### DATASET CONTENT
○ ○ ○

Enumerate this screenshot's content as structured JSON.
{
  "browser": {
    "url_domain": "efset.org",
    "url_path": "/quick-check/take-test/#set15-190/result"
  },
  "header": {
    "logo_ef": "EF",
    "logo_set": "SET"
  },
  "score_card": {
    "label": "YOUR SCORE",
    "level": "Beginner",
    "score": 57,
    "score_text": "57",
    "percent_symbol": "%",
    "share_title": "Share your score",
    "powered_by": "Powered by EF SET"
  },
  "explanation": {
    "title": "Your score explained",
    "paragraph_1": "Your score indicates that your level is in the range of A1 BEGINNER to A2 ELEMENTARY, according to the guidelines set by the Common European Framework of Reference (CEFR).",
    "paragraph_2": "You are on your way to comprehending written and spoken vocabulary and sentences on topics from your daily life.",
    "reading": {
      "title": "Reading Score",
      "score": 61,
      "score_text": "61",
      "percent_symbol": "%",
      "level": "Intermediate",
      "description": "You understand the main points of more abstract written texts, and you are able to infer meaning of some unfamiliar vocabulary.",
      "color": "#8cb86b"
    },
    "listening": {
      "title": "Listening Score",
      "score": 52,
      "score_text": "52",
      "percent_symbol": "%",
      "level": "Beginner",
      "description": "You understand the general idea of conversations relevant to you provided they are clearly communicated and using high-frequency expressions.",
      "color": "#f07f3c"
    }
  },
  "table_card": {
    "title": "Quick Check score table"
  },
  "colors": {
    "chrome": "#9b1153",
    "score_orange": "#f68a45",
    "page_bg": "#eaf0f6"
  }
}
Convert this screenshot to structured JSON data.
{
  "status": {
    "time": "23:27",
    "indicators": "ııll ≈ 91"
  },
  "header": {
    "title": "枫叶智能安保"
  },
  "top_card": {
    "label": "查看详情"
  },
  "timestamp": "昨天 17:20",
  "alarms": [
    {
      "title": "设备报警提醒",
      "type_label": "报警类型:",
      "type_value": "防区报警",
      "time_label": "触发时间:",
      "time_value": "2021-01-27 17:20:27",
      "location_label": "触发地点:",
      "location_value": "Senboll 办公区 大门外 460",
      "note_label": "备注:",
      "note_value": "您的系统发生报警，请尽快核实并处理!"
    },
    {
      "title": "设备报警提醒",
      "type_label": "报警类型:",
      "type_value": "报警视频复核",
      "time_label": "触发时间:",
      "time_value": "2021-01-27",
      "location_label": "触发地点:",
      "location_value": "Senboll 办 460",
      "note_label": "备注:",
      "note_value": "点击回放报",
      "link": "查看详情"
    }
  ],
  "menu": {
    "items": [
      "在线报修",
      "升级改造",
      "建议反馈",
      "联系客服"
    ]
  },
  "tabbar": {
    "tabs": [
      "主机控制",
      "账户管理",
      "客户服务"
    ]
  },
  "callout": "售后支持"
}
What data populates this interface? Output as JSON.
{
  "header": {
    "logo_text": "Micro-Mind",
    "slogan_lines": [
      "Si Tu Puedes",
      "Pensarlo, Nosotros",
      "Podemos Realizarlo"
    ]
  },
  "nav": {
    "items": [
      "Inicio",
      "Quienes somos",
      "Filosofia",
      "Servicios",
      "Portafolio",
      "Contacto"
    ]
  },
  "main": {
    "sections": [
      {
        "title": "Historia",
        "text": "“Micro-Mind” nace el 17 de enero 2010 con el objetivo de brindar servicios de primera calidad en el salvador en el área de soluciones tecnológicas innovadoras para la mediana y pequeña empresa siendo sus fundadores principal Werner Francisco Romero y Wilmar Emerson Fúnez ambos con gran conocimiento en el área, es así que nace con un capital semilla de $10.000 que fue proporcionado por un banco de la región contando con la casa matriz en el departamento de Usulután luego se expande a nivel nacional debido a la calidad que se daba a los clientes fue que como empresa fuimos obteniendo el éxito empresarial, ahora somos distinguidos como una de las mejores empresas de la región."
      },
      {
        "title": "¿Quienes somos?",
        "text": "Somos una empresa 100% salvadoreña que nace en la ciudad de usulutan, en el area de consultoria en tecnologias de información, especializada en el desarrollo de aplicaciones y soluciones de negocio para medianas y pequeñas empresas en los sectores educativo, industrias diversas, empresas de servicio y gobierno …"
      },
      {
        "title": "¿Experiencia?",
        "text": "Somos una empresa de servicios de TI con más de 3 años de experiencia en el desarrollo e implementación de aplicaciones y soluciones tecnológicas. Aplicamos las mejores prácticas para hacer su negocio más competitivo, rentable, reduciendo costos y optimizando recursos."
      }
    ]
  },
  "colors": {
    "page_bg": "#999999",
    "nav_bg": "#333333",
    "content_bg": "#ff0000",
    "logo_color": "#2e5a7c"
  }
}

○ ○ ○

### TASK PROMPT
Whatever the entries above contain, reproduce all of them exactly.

### TASK SOLUTION
Enumerate this screenshot's content as structured JSON.
{
  "browser": {
    "url_domain": "efset.org",
    "url_path": "/quick-check/take-test/#set15-190/result"
  },
  "header": {
    "logo_ef": "EF",
    "logo_set": "SET"
  },
  "score_card": {
    "label": "YOUR SCORE",
    "level": "Beginner",
    "score": 57,
    "score_text": "57",
    "percent_symbol": "%",
    "share_title": "Share your score",
    "powered_by": "Powered by EF SET"
  },
  "explanation": {
    "title": "Your score explained",
    "paragraph_1": "Your score indicates that your level is in the range of A1 BEGINNER to A2 ELEMENTARY, according to the guidelines set by the Common European Framework of Reference (CEFR).",
    "paragraph_2": "You are on your way to comprehending written and spoken vocabulary and sentences on topics from your daily life.",
    "reading": {
      "title": "Reading Score",
      "score": 61,
      "score_text": "61",
      "percent_symbol": "%",
      "level": "Intermediate",
      "description": "You understand the main points of more abstract written texts, and you are able to infer meaning of some unfamiliar vocabulary.",
      "color": "#8cb86b"
    },
    "listening": {
      "title": "Listening Score",
      "score": 52,
      "score_text": "52",
      "percent_symbol": "%",
      "level": "Beginner",
      "description": "You understand the general idea of conversations relevant to you provided they are clearly communicated and using high-frequency expressions.",
      "color": "#f07f3c"
    }
  },
  "table_card": {
    "title": "Quick Check score table"
  },
  "colors": {
    "chrome": "#9b1153",
    "score_orange": "#f68a45",
    "page_bg": "#eaf0f6"
  }
}
Convert this screenshot to structured JSON data.
{
  "status": {
    "time": "23:27",
    "indicators": "ııll ≈ 91"
  },
  "header": {
    "title": "枫叶智能安保"
  },
  "top_card": {
    "label": "查看详情"
  },
  "timestamp": "昨天 17:20",
  "alarms": [
    {
      "title": "设备报警提醒",
      "type_label": "报警类型:",
      "type_value": "防区报警",
      "time_label": "触发时间:",
      "time_value": "2021-01-27 17:20:27",
      "location_label": "触发地点:",
      "location_value": "Senboll 办公区 大门外 460",
      "note_label": "备注:",
      "note_value": "您的系统发生报警，请尽快核实并处理!"
    },
    {
      "title": "设备报警提醒",
      "type_label": "报警类型:",
      "type_value": "报警视频复核",
      "time_label": "触发时间:",
      "time_value": "2021-01-27",
      "location_label": "触发地点:",
      "location_value": "Senboll 办 460",
      "note_label": "备注:",
      "note_value": "点击回放报",
      "link": "查看详情"
    }
  ],
  "menu": {
    "items": [
      "在线报修",
      "升级改造",
      "建议反馈",
      "联系客服"
    ]
  },
  "tabbar": {
    "tabs": [
      "主机控制",
      "账户管理",
      "客户服务"
    ]
  },
  "callout": "售后支持"
}
What data populates this interface? Output as JSON.
{
  "header": {
    "logo_text": "Micro-Mind",
    "slogan_lines": [
      "Si Tu Puedes",
      "Pensarlo, Nosotros",
      "Podemos Realizarlo"
    ]
  },
  "nav": {
    "items": [
      "Inicio",
      "Quienes somos",
      "Filosofia",
      "Servicios",
      "Portafolio",
      "Contacto"
    ]
  },
  "main": {
    "sections": [
      {
        "title": "Historia",
        "text": "“Micro-Mind” nace el 17 de enero 2010 con el objetivo de brindar servicios de primera calidad en el salvador en el área de soluciones tecnológicas innovadoras para la mediana y pequeña empresa siendo sus fundadores principal Werner Francisco Romero y Wilmar Emerson Fúnez ambos con gran conocimiento en el área, es así que nace con un capital semilla de $10.000 que fue proporcionado por un banco de la región contando con la casa matriz en el departamento de Usulután luego se expande a nivel nacional debido a la calidad que se daba a los clientes fue que como empresa fuimos obteniendo el éxito empresarial, ahora somos distinguidos como una de las mejores empresas de la región."
      },
      {
        "title": "¿Quienes somos?",
        "text": "Somos una empresa 100% salvadoreña que nace en la ciudad de usulutan, en el area de consultoria en tecnologias de información, especializada en el desarrollo de aplicaciones y soluciones de negocio para medianas y pequeñas empresas en los sectores educativo, industrias diversas, empresas de servicio y gobierno …"
      },
      {
        "title": "¿Experiencia?",
        "text": "Somos una empresa de servicios de TI con más de 3 años de experiencia en el desarrollo e implementación de aplicaciones y soluciones tecnológicas. Aplicamos las mejores prácticas para hacer su negocio más competitivo, rentable, reduciendo costos y optimizando recursos."
      }
    ]
  },
  "colors": {
    "page_bg": "#999999",
    "nav_bg": "#333333",
    "content_bg": "#ff0000",
    "logo_color": "#2e5a7c"
  }
}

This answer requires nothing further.